What could be more loving than for the grieving people to carry the body of their dead loved one to the foot of the altar and then kneel down and pray for the repose of his or her soul?

As a priest, the purest gesture of love for another human being that I know how to make is to incense the casket holding the dead body of one of my brothers or sisters in the Lord.

If you, dear reader, have any thought of asking your survivors to have you cremated, put the thought out of your mind right now.

Having your body brought to church for a proper funeral and then carried to the grave by people who love you is worth ten times what it costs.

If you are reading this and think that someday you might be at Father White’s funeral, please note the following (I have this written down in my last will and testament, but I’ll mention it here, too):

I want the priest who says my funeral Mass to wear black vestments, and I want him to incense my casket until everyone in the church has an asthma attack.

A third delightful thing about funerals is that, generally speaking, people in the funeral-home business are as likable a group of people as you are ever going to meet. They are humble, generous-hearted, God-fearing, down-to-earth, attentive to their duties, and thoughtful.

Fourth, the reality of death is extremely comforting for a priest.

Accepting a vocation to the priesthood means letting go of most of the short-term goals that most men seek to attain—professional success, family happiness, material prosperity, etc. Priests have to live for the final goal only: getting to heaven. Burying the dead reminds a priest that he has not made a dumb choice in giving up on worldly goals.

In fact, I have made the smartest choice, and the choice I have made helps other people deal with the most basic of all realities: eventually we all die, and we leave everything behind. This gives the priest a great deal of encouragement in the faith.

A priest is a man who lives by faith in a unique way; he is “the guardian of the faith,” according to St. Thomas Aquinas. When someone dies, suddenly God becomes very real to everyone involved, even if they are not “churchy” (i.e., they never go to church). The role of a priest in the face of death is beautifully clear: Bear witness to the faith, to the truth about God and the soul. There is no question that this is what everyone is dying to hear at the moment. (No pun intended.)

In other words, at a funeral, everyone comes to “my world,” and all of a sudden, everyone wants to hear what I have to say. I am not a crazy idiot for becoming a priest; I am actually rather ahead of the curve.

Which brings me to the fifth reason why I love funerals: It is a time when many excellent confessions take place.

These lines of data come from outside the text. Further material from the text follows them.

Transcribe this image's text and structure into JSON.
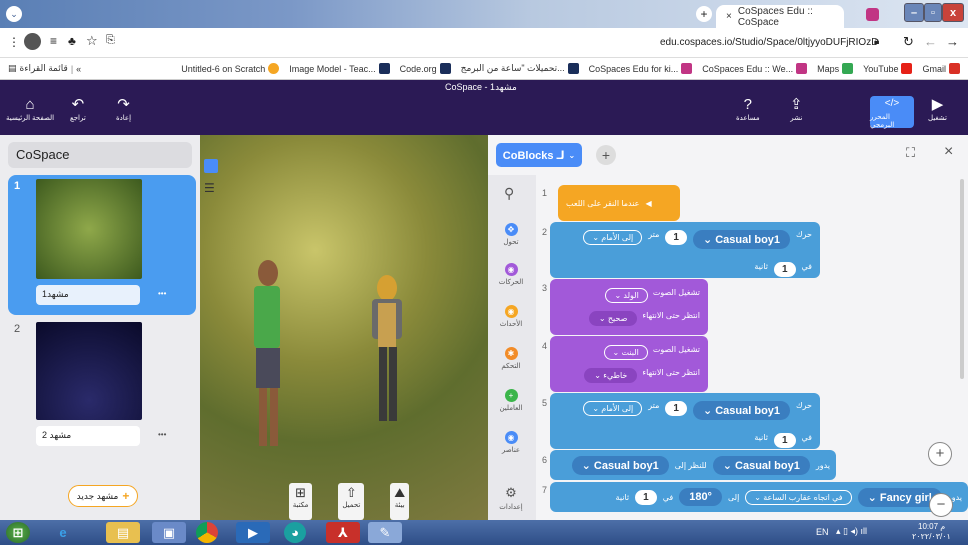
{
  "browser": {
    "tab_title": "CoSpaces Edu :: CoSpace",
    "close_tab": "×",
    "new_tab": "+",
    "url": "edu.cospaces.io/Studio/Space/0ltjyyoDUFjRIOzD",
    "reading_list": "قائمة القراءة",
    "bookmarks": [
      {
        "label": "Untitled-6 on Scratch",
        "color": "#f5a623"
      },
      {
        "label": "Image Model - Teac...",
        "color": "#4a90d9"
      },
      {
        "label": "Code.org",
        "color": "#1a2e5a"
      },
      {
        "label": "تحميلات \"ساعة من البرمج...",
        "color": "#1a2e5a"
      },
      {
        "label": "CoSpaces Edu for ki...",
        "color": "#1a2e5a"
      },
      {
        "label": "CoSpaces Edu :: We...",
        "color": "#c13584"
      },
      {
        "label": "Maps",
        "color": "#34a853"
      },
      {
        "label": "YouTube",
        "color": "#e62117"
      },
      {
        "label": "Gmail",
        "color": "#d93025"
      }
    ]
  },
  "app": {
    "title": "CoSpace - مشهد1",
    "home_label": "الصفحة الرئيسية",
    "undo_label": "تراجع",
    "redo_label": "إعادة",
    "help_label": "مساعدة",
    "share_label": "نشر",
    "code_label": "المحرر البرمجي",
    "play_label": "تشغيل",
    "accent": "#2b1a55",
    "code_accent": "#4a8cf7"
  },
  "left": {
    "heading": "CoSpace",
    "scenes": [
      {
        "number": "1",
        "name": "مشهد1",
        "more": "•••"
      },
      {
        "number": "2",
        "name": "مشهد 2",
        "more": "•••"
      }
    ],
    "new_scene": "مشهد جديد",
    "plus": "+"
  },
  "bottom_tools": [
    {
      "label": "مكتبة",
      "icon": "library-icon"
    },
    {
      "label": "تحميل",
      "icon": "upload-icon"
    },
    {
      "label": "بيئة",
      "icon": "environment-icon"
    }
  ],
  "coblocks": {
    "tab_label": "CoBlocks لـ",
    "add_tab": "+",
    "categories": [
      {
        "label": "تحول",
        "color": "#4a8cf7"
      },
      {
        "label": "الحركات",
        "color": "#a259d9"
      },
      {
        "label": "الأحداث",
        "color": "#f5a623"
      },
      {
        "label": "التحكم",
        "color": "#f28c28"
      },
      {
        "label": "العاملين",
        "color": "#3bb54a"
      },
      {
        "label": "عناصر",
        "color": "#4a8cf7"
      },
      {
        "label": "إعدادات",
        "color": "#666666"
      }
    ],
    "lines": [
      "1",
      "2",
      "3",
      "4",
      "5",
      "6",
      "7"
    ],
    "blocks": {
      "b1_text": "عندما النقر على اللعب",
      "b2_move": "حرك",
      "b2_obj": "Casual boy1",
      "b2_amt": "1",
      "b2_unit": "متر",
      "b2_dir": "إلى الأمام",
      "b2_in": "في",
      "b2_time": "1",
      "b2_sec": "ثانية",
      "b3_play": "تشغيل الصوت",
      "b3_who": "الولد",
      "b3_sound": "صحيح",
      "b3_wait": "انتظر حتى الانتهاء",
      "b4_play": "تشغيل الصوت",
      "b4_who": "البنت",
      "b4_sound": "خاطيء",
      "b4_wait": "انتظر حتى الانتهاء",
      "b5_move": "حرك",
      "b5_obj": "Casual boy1",
      "b5_amt": "1",
      "b5_unit": "متر",
      "b5_dir": "إلى الأمام",
      "b5_in": "في",
      "b5_time": "1",
      "b5_sec": "ثانية",
      "b6_rot": "يدور",
      "b6_obj": "Casual boy1",
      "b6_look": "للنظر إلى",
      "b6_target": "Casual boy1",
      "b7_rot": "يدور",
      "b7_obj": "Fancy girl",
      "b7_to": "إلى",
      "b7_dir": "في اتجاه عقارب الساعة",
      "b7_deg": "180°",
      "b7_in": "في",
      "b7_time": "1",
      "b7_sec": "ثانية"
    }
  },
  "taskbar": {
    "lang": "EN",
    "time": "10:07 م",
    "date": "٢٠٢٢/٠٣/٠١"
  }
}
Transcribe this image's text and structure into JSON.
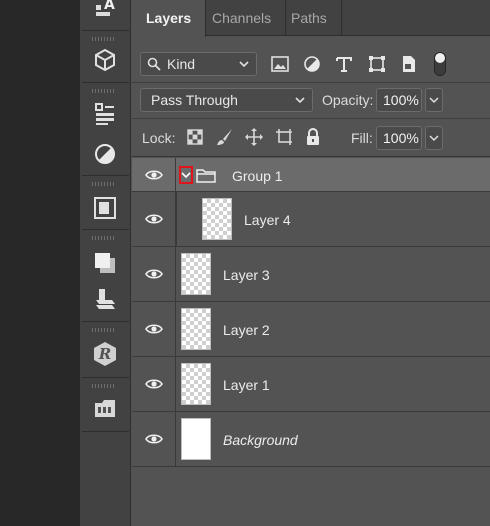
{
  "tabs": [
    {
      "label": "Layers",
      "active": true
    },
    {
      "label": "Channels",
      "active": false
    },
    {
      "label": "Paths",
      "active": false
    }
  ],
  "filter": {
    "kind_label": "Kind",
    "icons": [
      "image-filter-icon",
      "adjustment-filter-icon",
      "type-filter-icon",
      "shape-filter-icon",
      "smart-object-filter-icon"
    ]
  },
  "blend": {
    "mode": "Pass Through",
    "opacity_label": "Opacity:",
    "opacity_value": "100%"
  },
  "lock": {
    "label": "Lock:",
    "icons": [
      "lock-transparent-icon",
      "lock-image-icon",
      "lock-position-icon",
      "lock-artboard-icon",
      "lock-all-icon"
    ],
    "fill_label": "Fill:",
    "fill_value": "100%"
  },
  "layers": [
    {
      "name": "Group 1",
      "type": "group",
      "expanded": true
    },
    {
      "name": "Layer 4",
      "type": "layer",
      "indented": true
    },
    {
      "name": "Layer 3",
      "type": "layer"
    },
    {
      "name": "Layer 2",
      "type": "layer"
    },
    {
      "name": "Layer 1",
      "type": "layer"
    },
    {
      "name": "Background",
      "type": "background"
    }
  ],
  "toolstrip_icons": [
    "character-icon",
    "3d-cube-icon",
    "properties-icon",
    "adjustments-icon",
    "libraries-icon",
    "layer-comps-icon",
    "shapes-icon",
    "plugin-r-icon",
    "artboard-icon"
  ],
  "colors": {
    "panel_bg": "#535353",
    "group_row": "#6b6b6b",
    "highlight": "#e0141a"
  }
}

Whenever I can, I go to the funeral home for the wake and set up shop in a little parlor to hear confessions. I would be happy to sit in funeral home hearing confessions at wakes every day for the rest of my life.

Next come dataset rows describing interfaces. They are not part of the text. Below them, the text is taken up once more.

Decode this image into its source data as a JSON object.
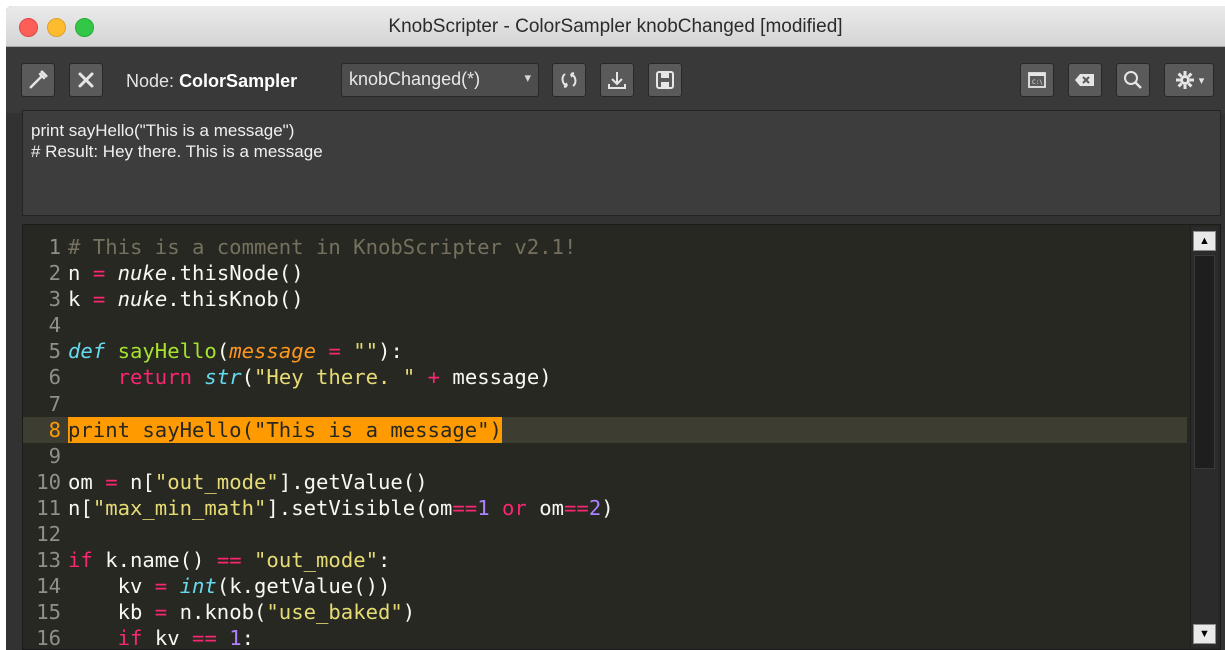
{
  "window": {
    "title": "KnobScripter - ColorSampler knobChanged [modified]"
  },
  "toolbar": {
    "node_prefix": "Node:",
    "node_name": "ColorSampler",
    "knob_select": "knobChanged(*)",
    "select_arrow": "▾",
    "icons": [
      "pick-knob-icon",
      "close-icon",
      "reload-icon",
      "load-icon",
      "save-icon",
      "console-icon",
      "clear-console-icon",
      "search-icon",
      "gear-icon"
    ]
  },
  "console": {
    "lines": [
      "print sayHello(\"This is a message\")",
      "# Result: Hey there. This is a message"
    ]
  },
  "editor": {
    "current_line": 8,
    "lines": [
      {
        "n": "1",
        "text": "# This is a comment in KnobScripter v2.1!"
      },
      {
        "n": "2",
        "text": "n = nuke.thisNode()"
      },
      {
        "n": "3",
        "text": "k = nuke.thisKnob()"
      },
      {
        "n": "4",
        "text": ""
      },
      {
        "n": "5",
        "text": "def sayHello(message = \"\"):"
      },
      {
        "n": "6",
        "text": "    return str(\"Hey there. \" + message)"
      },
      {
        "n": "7",
        "text": ""
      },
      {
        "n": "8",
        "text": "print sayHello(\"This is a message\")"
      },
      {
        "n": "9",
        "text": ""
      },
      {
        "n": "10",
        "text": "om = n[\"out_mode\"].getValue()"
      },
      {
        "n": "11",
        "text": "n[\"max_min_math\"].setVisible(om==1 or om==2)"
      },
      {
        "n": "12",
        "text": ""
      },
      {
        "n": "13",
        "text": "if k.name() == \"out_mode\":"
      },
      {
        "n": "14",
        "text": "    kv = int(k.getValue())"
      },
      {
        "n": "15",
        "text": "    kb = n.knob(\"use_baked\")"
      },
      {
        "n": "16",
        "text": "    if kv == 1:"
      }
    ]
  },
  "scrollbar": {
    "up_arrow": "▲",
    "down_arrow": "▼",
    "position": 0.0
  }
}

Someday we will all rise from the dead. Cemeteries will be full of people standing up.

The ancient custom is for lay people to be buried so that when they stand up, they will be facing east to see Christ coming in glory—hopefully it will not be a fearsome sight for any of us. Priests are to be buried so that when we stand up, we will see the people in front of us. You lay people will be looking at Christ AND us priests, believe it or not! (I guess the wicked priests will be seared through by the glory of Christ shining behind them. May I not be one of those, Lord, please! May I shine with the glory of your Light!) Hopefully, when I look out after standing up, all the people I buried will smile at me.

In the meantime, please pray for me if you can, dear departed souls! (You living people, please pray for me, too. Thank you.)